The reply should contain every entry below exactly as written, with no images.

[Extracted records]
★ ★ ★ ★ ★ ★ ★
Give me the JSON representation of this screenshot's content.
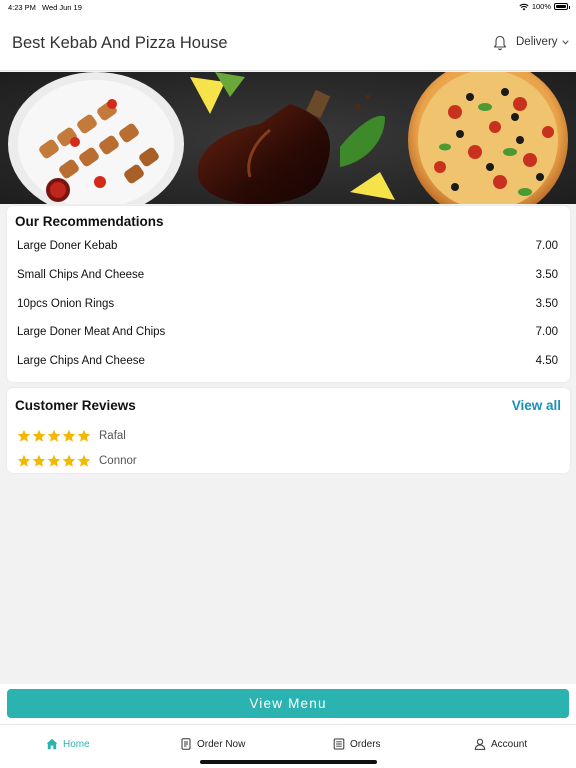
{
  "status_bar": {
    "time": "4:23 PM",
    "date": "Wed Jun 19",
    "battery": "100%"
  },
  "header": {
    "title": "Best Kebab And Pizza House",
    "order_mode": "Delivery",
    "bell_icon": "bell-icon",
    "chevron_icon": "chevron-down-icon"
  },
  "recommendations": {
    "title": "Our Recommendations",
    "items": [
      {
        "name": "Large Doner Kebab",
        "price": "7.00"
      },
      {
        "name": "Small Chips And Cheese",
        "price": "3.50"
      },
      {
        "name": "10pcs Onion Rings",
        "price": "3.50"
      },
      {
        "name": "Large Doner Meat And Chips",
        "price": "7.00"
      },
      {
        "name": "Large Chips And Cheese",
        "price": "4.50"
      }
    ]
  },
  "reviews": {
    "title": "Customer Reviews",
    "view_all": "View all",
    "items": [
      {
        "name": "Rafal",
        "rating": 5
      },
      {
        "name": "Connor",
        "rating": 5
      }
    ]
  },
  "view_menu": "View Menu",
  "tabs": [
    {
      "label": "Home",
      "icon": "home-icon",
      "active": true
    },
    {
      "label": "Order Now",
      "icon": "order-icon",
      "active": false
    },
    {
      "label": "Orders",
      "icon": "orders-icon",
      "active": false
    },
    {
      "label": "Account",
      "icon": "account-icon",
      "active": false
    }
  ],
  "colors": {
    "accent": "#2bb3b1",
    "link": "#1b8fb6",
    "star": "#f5b800"
  }
}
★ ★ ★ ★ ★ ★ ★
#### Solution to this problem
Give me the JSON representation of this screenshot's content.
{
  "status_bar": {
    "time": "4:23 PM",
    "date": "Wed Jun 19",
    "battery": "100%"
  },
  "header": {
    "title": "Best Kebab And Pizza House",
    "order_mode": "Delivery",
    "bell_icon": "bell-icon",
    "chevron_icon": "chevron-down-icon"
  },
  "recommendations": {
    "title": "Our Recommendations",
    "items": [
      {
        "name": "Large Doner Kebab",
        "price": "7.00"
      },
      {
        "name": "Small Chips And Cheese",
        "price": "3.50"
      },
      {
        "name": "10pcs Onion Rings",
        "price": "3.50"
      },
      {
        "name": "Large Doner Meat And Chips",
        "price": "7.00"
      },
      {
        "name": "Large Chips And Cheese",
        "price": "4.50"
      }
    ]
  },
  "reviews": {
    "title": "Customer Reviews",
    "view_all": "View all",
    "items": [
      {
        "name": "Rafal",
        "rating": 5
      },
      {
        "name": "Connor",
        "rating": 5
      }
    ]
  },
  "view_menu": "View Menu",
  "tabs": [
    {
      "label": "Home",
      "icon": "home-icon",
      "active": true
    },
    {
      "label": "Order Now",
      "icon": "order-icon",
      "active": false
    },
    {
      "label": "Orders",
      "icon": "orders-icon",
      "active": false
    },
    {
      "label": "Account",
      "icon": "account-icon",
      "active": false
    }
  ],
  "colors": {
    "accent": "#2bb3b1",
    "link": "#1b8fb6",
    "star": "#f5b800"
  }
}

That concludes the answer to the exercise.